- [WHAT YOU SHOULD DO]
Find every line below where the string "cũng" shows up, and copy those lines.
++++++++
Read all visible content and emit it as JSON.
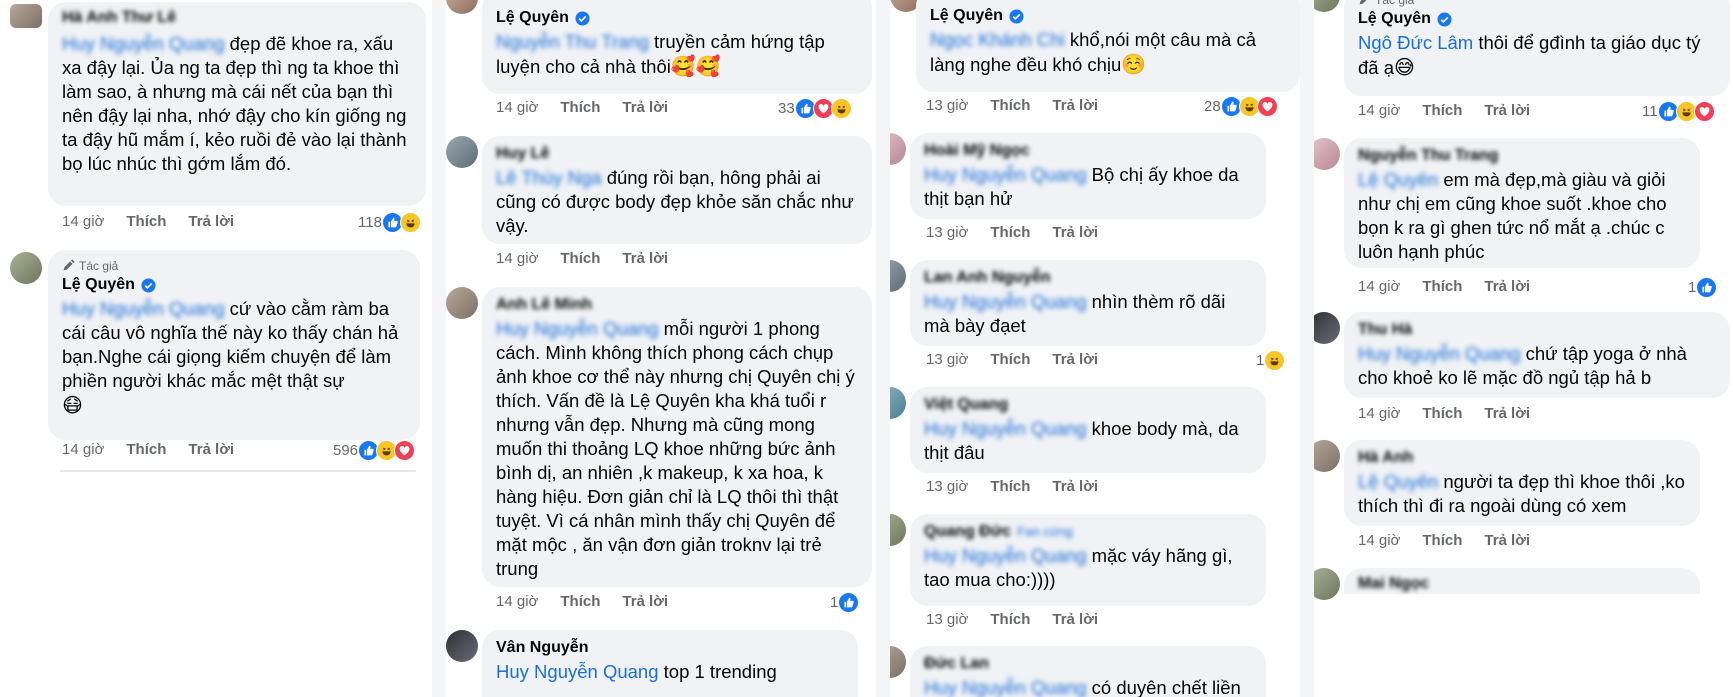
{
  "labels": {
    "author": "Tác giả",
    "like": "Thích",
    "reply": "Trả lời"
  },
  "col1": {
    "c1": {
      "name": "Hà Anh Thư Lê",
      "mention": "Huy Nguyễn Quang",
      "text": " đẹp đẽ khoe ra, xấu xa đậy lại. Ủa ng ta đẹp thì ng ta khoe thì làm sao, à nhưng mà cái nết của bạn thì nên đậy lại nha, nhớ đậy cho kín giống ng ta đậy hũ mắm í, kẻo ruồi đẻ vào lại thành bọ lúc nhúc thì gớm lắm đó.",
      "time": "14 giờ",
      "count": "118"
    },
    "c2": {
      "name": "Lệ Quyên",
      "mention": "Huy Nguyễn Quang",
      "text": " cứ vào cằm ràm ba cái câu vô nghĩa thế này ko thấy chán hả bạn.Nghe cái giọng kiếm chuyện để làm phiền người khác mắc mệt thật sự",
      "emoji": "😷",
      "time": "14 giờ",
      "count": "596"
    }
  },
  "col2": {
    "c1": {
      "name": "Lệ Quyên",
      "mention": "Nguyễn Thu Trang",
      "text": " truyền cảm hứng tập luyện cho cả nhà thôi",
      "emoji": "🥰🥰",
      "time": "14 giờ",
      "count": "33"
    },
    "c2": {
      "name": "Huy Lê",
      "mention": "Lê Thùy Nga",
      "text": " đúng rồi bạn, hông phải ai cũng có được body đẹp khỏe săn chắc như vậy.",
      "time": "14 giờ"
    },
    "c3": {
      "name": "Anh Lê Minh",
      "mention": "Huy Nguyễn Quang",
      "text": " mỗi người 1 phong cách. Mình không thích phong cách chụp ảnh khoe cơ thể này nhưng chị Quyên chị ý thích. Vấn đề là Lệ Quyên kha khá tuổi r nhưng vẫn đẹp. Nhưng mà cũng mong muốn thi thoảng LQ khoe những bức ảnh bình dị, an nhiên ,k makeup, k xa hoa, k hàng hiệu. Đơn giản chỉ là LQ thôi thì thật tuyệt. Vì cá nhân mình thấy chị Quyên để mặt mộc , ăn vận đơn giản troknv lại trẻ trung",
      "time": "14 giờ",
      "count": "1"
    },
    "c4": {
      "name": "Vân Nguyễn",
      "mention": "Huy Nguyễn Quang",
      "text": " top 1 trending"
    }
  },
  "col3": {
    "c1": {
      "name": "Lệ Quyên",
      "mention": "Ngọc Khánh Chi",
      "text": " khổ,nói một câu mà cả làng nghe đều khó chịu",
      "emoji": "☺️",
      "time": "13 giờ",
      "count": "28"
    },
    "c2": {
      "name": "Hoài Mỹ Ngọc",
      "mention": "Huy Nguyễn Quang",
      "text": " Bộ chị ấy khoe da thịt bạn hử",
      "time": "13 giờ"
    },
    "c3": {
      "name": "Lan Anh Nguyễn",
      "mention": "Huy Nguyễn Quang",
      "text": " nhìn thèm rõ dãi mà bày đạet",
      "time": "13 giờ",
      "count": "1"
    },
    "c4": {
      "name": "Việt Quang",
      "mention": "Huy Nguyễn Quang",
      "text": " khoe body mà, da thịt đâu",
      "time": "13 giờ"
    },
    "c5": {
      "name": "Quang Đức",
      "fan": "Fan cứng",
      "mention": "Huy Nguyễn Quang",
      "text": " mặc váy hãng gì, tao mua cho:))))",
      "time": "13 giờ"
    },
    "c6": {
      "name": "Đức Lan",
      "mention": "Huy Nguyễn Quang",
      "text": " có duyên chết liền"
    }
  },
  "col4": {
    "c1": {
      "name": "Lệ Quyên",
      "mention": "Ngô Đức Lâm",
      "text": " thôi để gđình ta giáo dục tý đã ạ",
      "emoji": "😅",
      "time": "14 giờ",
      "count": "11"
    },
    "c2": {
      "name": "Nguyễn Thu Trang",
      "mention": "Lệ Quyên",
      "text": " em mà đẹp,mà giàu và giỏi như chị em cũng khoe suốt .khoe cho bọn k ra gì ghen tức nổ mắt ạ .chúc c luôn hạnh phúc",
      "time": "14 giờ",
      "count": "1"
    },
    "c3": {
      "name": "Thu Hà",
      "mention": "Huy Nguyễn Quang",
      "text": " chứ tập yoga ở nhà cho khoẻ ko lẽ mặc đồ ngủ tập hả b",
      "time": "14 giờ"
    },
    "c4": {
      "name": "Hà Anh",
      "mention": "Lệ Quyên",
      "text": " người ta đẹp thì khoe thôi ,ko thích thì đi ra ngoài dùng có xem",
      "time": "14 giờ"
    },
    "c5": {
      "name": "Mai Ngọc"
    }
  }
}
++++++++
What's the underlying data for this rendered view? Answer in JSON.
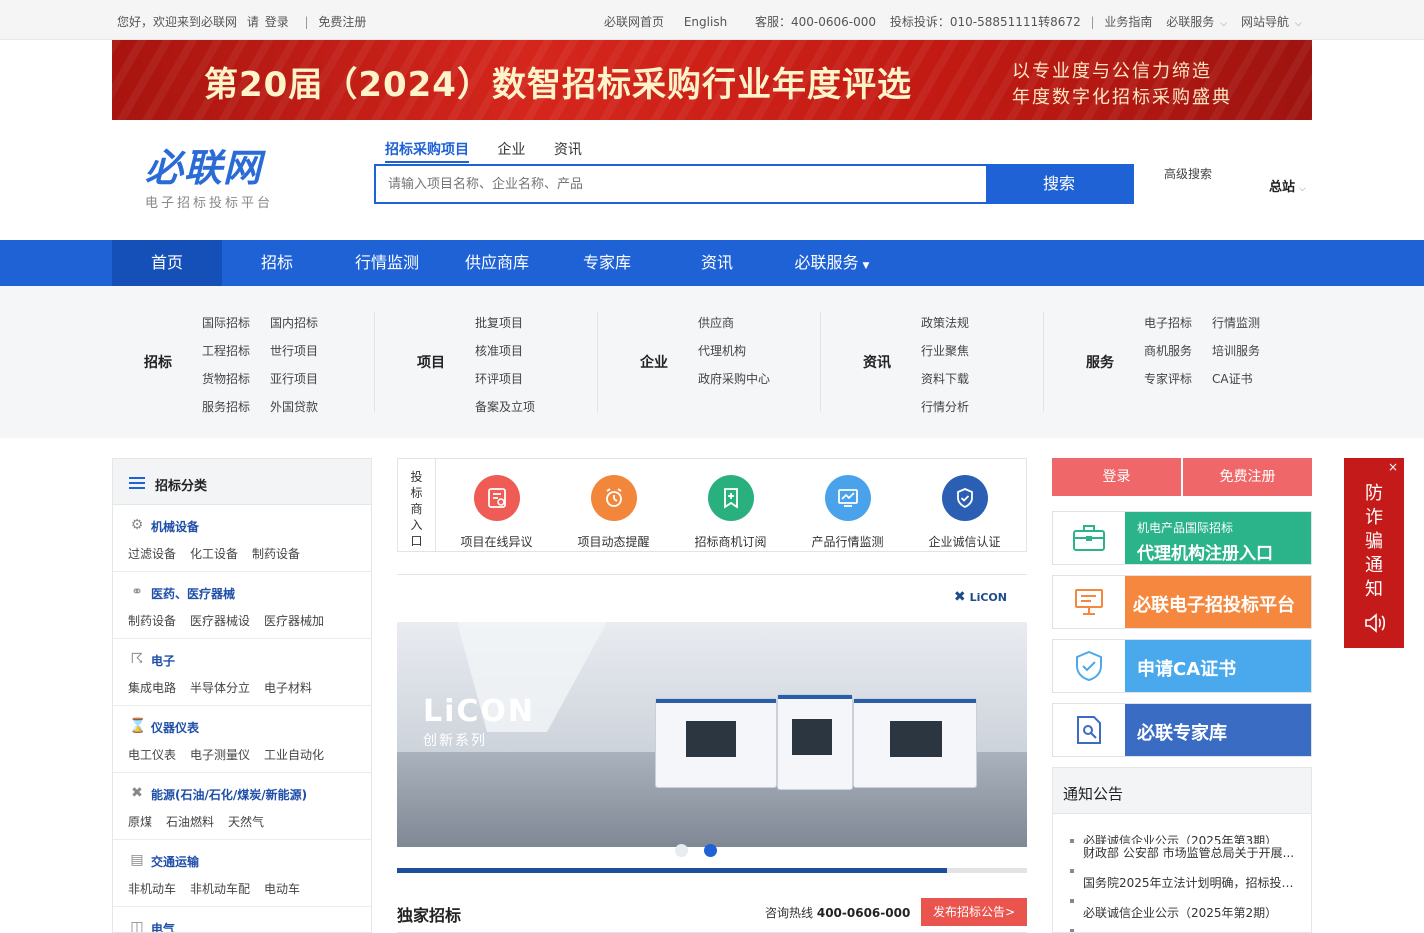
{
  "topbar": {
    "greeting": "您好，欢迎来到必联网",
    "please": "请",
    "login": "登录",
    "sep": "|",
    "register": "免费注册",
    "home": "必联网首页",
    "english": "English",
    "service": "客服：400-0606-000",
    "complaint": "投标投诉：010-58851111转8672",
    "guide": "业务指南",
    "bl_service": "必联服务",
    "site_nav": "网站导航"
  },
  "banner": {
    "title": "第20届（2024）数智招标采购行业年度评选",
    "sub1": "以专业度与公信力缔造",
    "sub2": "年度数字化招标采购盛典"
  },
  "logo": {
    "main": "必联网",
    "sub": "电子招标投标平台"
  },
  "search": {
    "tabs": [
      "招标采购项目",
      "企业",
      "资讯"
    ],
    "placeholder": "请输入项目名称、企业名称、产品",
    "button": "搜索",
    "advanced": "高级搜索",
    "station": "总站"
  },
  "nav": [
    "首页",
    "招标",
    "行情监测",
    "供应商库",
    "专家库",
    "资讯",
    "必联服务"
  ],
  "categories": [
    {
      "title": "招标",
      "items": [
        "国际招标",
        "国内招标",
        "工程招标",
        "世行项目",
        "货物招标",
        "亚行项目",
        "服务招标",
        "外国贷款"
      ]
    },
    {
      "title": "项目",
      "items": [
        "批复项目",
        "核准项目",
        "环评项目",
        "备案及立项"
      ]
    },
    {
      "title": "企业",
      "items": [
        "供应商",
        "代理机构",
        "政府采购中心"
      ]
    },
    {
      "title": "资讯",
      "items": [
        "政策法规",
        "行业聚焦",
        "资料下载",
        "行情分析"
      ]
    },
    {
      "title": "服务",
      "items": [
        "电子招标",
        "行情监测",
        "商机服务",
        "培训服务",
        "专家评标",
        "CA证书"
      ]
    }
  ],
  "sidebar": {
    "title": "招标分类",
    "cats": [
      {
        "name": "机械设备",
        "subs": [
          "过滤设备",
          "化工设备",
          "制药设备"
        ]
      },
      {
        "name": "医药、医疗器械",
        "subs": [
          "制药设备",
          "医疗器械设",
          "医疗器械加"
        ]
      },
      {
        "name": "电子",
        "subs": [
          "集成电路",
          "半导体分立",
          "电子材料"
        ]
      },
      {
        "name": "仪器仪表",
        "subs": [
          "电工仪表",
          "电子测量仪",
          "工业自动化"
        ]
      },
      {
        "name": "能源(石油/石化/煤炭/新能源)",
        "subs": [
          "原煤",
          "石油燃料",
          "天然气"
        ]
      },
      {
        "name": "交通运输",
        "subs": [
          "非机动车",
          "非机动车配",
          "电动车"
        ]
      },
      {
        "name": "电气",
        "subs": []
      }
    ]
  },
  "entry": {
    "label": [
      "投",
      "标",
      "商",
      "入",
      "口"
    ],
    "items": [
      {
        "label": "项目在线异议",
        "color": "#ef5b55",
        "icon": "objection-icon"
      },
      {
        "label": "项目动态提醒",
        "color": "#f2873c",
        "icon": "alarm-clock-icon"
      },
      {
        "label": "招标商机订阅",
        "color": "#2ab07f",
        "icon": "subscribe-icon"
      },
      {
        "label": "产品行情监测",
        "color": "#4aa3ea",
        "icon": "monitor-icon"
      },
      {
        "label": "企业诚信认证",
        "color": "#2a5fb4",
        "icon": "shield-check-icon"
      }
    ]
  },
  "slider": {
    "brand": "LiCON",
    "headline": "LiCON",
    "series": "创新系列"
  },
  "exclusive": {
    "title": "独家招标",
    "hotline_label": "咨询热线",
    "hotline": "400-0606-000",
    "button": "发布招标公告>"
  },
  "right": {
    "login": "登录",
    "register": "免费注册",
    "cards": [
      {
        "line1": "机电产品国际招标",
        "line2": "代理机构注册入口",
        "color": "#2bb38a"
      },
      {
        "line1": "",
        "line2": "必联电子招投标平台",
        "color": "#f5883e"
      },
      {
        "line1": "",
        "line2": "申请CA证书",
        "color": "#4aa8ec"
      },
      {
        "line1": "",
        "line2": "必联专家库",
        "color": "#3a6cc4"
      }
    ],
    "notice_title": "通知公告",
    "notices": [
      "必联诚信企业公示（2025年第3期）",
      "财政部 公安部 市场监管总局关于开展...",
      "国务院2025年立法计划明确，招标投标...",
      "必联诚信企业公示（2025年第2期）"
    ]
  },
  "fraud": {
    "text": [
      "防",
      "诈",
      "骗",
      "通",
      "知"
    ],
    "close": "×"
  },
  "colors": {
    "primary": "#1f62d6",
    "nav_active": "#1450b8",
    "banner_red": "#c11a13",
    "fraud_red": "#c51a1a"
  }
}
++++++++
- [EXPECTED ANSWER]
      "text": " đúng rồi bạn, hông phải ai cũng có được body đẹp khỏe săn chắc như vậy.",
      "text": " mỗi người 1 phong cách. Mình không thích phong cách chụp ảnh khoe cơ thể này nhưng chị Quyên chị ý thích. Vấn đề là Lệ Quyên kha khá tuổi r nhưng vẫn đẹp. Nhưng mà cũng mong muốn thi thoảng LQ khoe những bức ảnh bình dị, an nhiên ,k makeup, k xa hoa, k hàng hiệu. Đơn giản chỉ là LQ thôi thì thật tuyệt. Vì cá nhân mình thấy chị Quyên để mặt mộc , ăn vận đơn giản troknv lại trẻ trung",
      "text": " em mà đẹp,mà giàu và giỏi như chị em cũng khoe suốt .khoe cho bọn k ra gì ghen tức nổ mắt ạ .chúc c luôn hạnh phúc",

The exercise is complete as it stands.